Council okays waterfront expansion for brewery, hears speed limit ideas
October 24, 2019
The Cathlamet Town Council acted on a variety of issues and revisited the ongoing dispute over parking at their regular monthly meeting on Monday.
After going over project details, the council approved shoreline development and conditional use permit for River Mile 38 Brewery.
Brewery representative Rex Czuba said the building would be along the waterfront of the Elochoman Slough Marina; it would have a patio deck, and overall seating would be more than double that of the present quarters. The deck would be open to the public during business hours.
Port District 1 will construct a viewing deck nearby, said Manager Jackie Lea. It will be close to the shoreline and open to the public at all hours.
Wahkiakum County Building Inspector/Permit Coordinator David Hicks said the brewery's structures need to be 25' away from the ordinary high water line, and the port's observation deck would need to be 10' away from the line.
Czuba said the permit next needs review and approval from the state Department of Ecology and Wahkiakum County Board of Commissioners. Then construction could begin.
In other business:
--The council declined to act on a motion from Council Member Laurel Waller to increase stipends for council members and the mayor. The increased stipends would have gone into effect following the next election for each position.
--The council asked staff to prepare a request for proposals for landscaping services including maintenance of parks and other areas. Public Works Director Duncan Cruickshank said several firms had expressed interest in contracting for the work.

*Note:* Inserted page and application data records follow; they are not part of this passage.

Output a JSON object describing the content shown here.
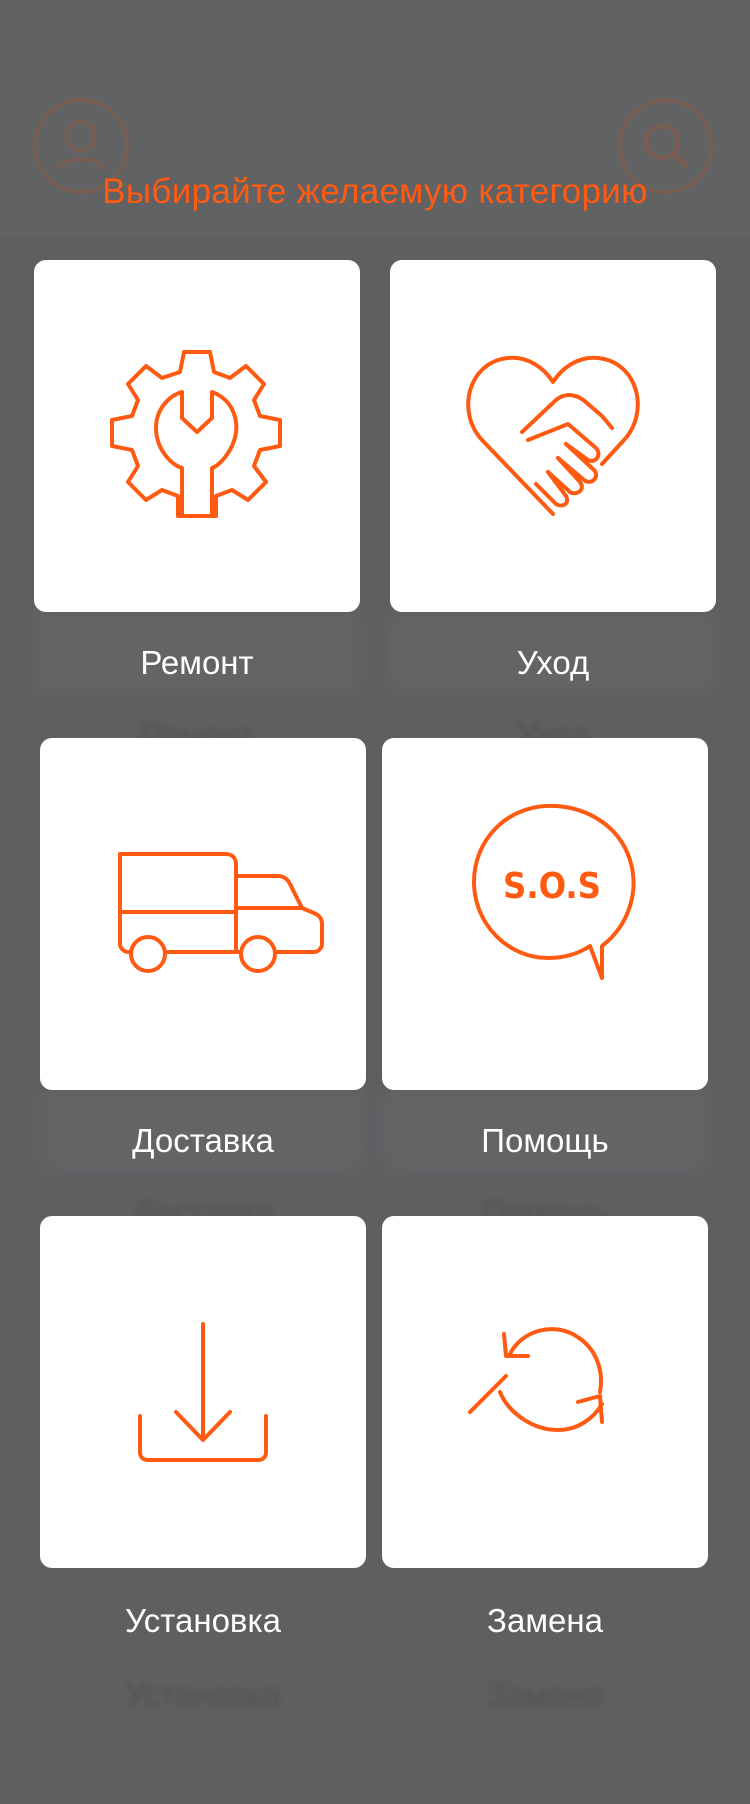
{
  "header": {
    "title": "Выбирайте желаемую категорию",
    "profile_icon": "user-icon",
    "search_icon": "search-icon"
  },
  "categories": [
    {
      "label": "Ремонт",
      "icon": "gear-wrench-icon"
    },
    {
      "label": "Уход",
      "icon": "heart-handshake-icon"
    },
    {
      "label": "Доставка",
      "icon": "truck-icon"
    },
    {
      "label": "Помощь",
      "icon": "sos-bubble-icon",
      "icon_text": "S.O.S"
    },
    {
      "label": "Установка",
      "icon": "download-tray-icon"
    },
    {
      "label": "Замена",
      "icon": "refresh-swap-icon"
    }
  ],
  "colors": {
    "accent": "#ff5a12",
    "overlay": "#5e5f61",
    "tile": "#ffffff",
    "label": "#ffffff"
  }
}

--Council members discussed a desire to lower speed limits on some streets. Waller suggested lowering the speed limit on Main Street from 25 to 20 miles per hour and installing a stop sign at the intersection of Main and Broadway streets for traffic headed toward Puget Island. Mayor Dale Jacobson also suggested lowering the speed limits on 2nd and 3rd streets to 15 mph. As Main Street is part of a state highway, the Washington State Department of Transportation would have to be involved in action to lower that speed limit and install the stop sign. Cruickshank said he would raise the issue with WSDOT staff.
--Council Member David Olson reported he will work with Town Attorney Fred Johnson to update the town's franchise ordinance. Olson, an attorney, managed the City of Portland's franchises. The current ordinance is out of date, he said.
The meeting closed with public comment, and business owner Lacey Vik asked the council to re-open the Butler Street lot to ease parking congestion on Main Street: People who once parked in the lot now park on Main Street, she said, taking up spaces needed for business customers.
She asked council members why the lot had to be closed once the town purchased it; she was told that insurance concerns and no handicapped parking were major reasons.
"This is a classic example of a lack of transparency," said Bill Wainwright. "If we're going to promote the town, we have to do everything possible to encourage people to do business here."
That comment drew a sharp response from Council Member Jean Burnham.
"You mention respect and responsibility," Brunham said. "When are you going to reimburse the town for the money spent defending the council against your frivolous recall?"
Discussion grew heated at that point, and the mayor adjourned the meeting.